=== Problem statement ===
Search the material below for the string "privacy" and copy each line where it appears.

#### Material for the task ####

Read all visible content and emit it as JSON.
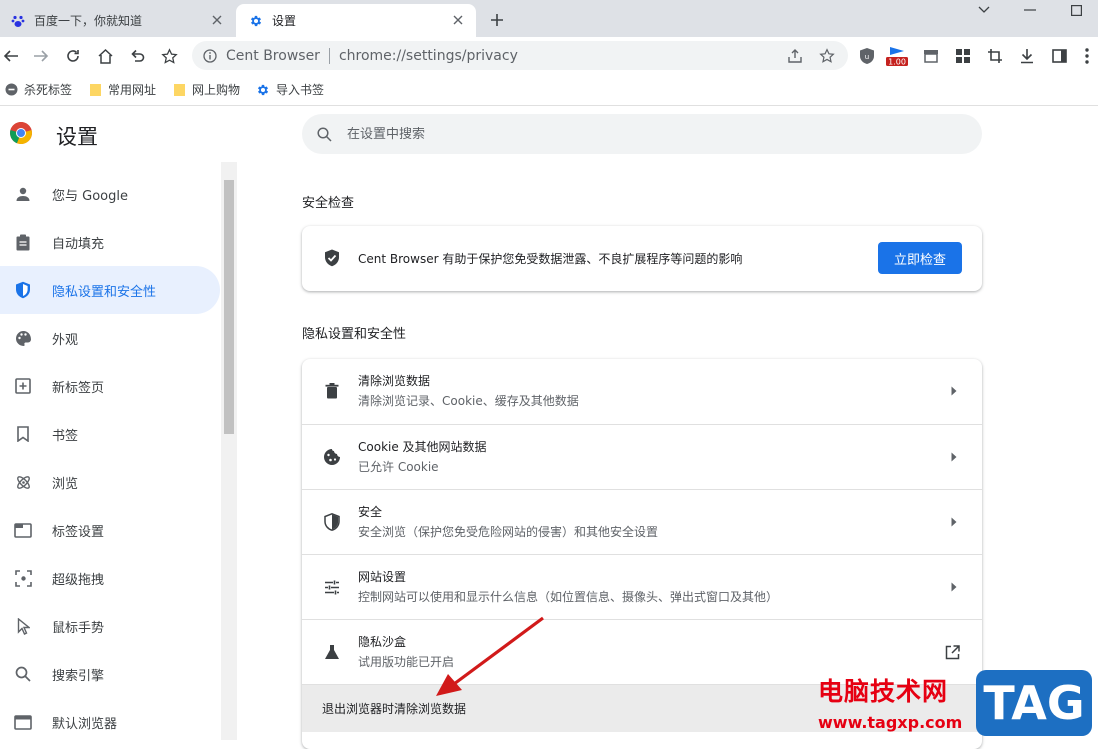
{
  "tabs": [
    {
      "label": "百度一下，你就知道"
    },
    {
      "label": "设置"
    }
  ],
  "omnibox": {
    "brand": "Cent Browser",
    "url": "chrome://settings/privacy"
  },
  "extension_badge": "1.00",
  "bookmarks": [
    {
      "label": "杀死标签",
      "icon": "kill-icon"
    },
    {
      "label": "常用网址",
      "icon": "folder-icon"
    },
    {
      "label": "网上购物",
      "icon": "folder-icon"
    },
    {
      "label": "导入书签",
      "icon": "gear-icon"
    }
  ],
  "header": {
    "title": "设置"
  },
  "search": {
    "placeholder": "在设置中搜索"
  },
  "sidebar": {
    "items": [
      {
        "label": "您与 Google",
        "icon": "person-icon"
      },
      {
        "label": "自动填充",
        "icon": "clipboard-icon"
      },
      {
        "label": "隐私设置和安全性",
        "icon": "shield-icon"
      },
      {
        "label": "外观",
        "icon": "palette-icon"
      },
      {
        "label": "新标签页",
        "icon": "new-tab-icon"
      },
      {
        "label": "书签",
        "icon": "bookmark-icon"
      },
      {
        "label": "浏览",
        "icon": "atom-icon"
      },
      {
        "label": "标签设置",
        "icon": "tab-icon"
      },
      {
        "label": "超级拖拽",
        "icon": "drag-icon"
      },
      {
        "label": "鼠标手势",
        "icon": "cursor-icon"
      },
      {
        "label": "搜索引擎",
        "icon": "search-icon"
      },
      {
        "label": "默认浏览器",
        "icon": "browser-icon"
      }
    ]
  },
  "safety_check": {
    "title": "安全检查",
    "description": "Cent Browser 有助于保护您免受数据泄露、不良扩展程序等问题的影响",
    "button": "立即检查"
  },
  "privacy": {
    "title": "隐私设置和安全性",
    "rows": [
      {
        "title": "清除浏览数据",
        "subtitle": "清除浏览记录、Cookie、缓存及其他数据",
        "icon": "trash-icon"
      },
      {
        "title": "Cookie 及其他网站数据",
        "subtitle": "已允许 Cookie",
        "icon": "cookie-icon"
      },
      {
        "title": "安全",
        "subtitle": "安全浏览（保护您免受危险网站的侵害）和其他安全设置",
        "icon": "shield-icon"
      },
      {
        "title": "网站设置",
        "subtitle": "控制网站可以使用和显示什么信息（如位置信息、摄像头、弹出式窗口及其他）",
        "icon": "tune-icon"
      },
      {
        "title": "隐私沙盒",
        "subtitle": "试用版功能已开启",
        "icon": "flask-icon"
      }
    ],
    "subrow": "退出浏览器时清除浏览数据"
  },
  "watermark": {
    "text": "电脑技术网",
    "url": "www.tagxp.com",
    "tag": "TAG"
  },
  "colors": {
    "accent": "#1a73e8",
    "watermark_red": "#e60012",
    "tag_blue": "#1d6fc2"
  }
}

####

=== Solution for this task ===
    "url": "chrome://settings/privacy"
  "privacy": {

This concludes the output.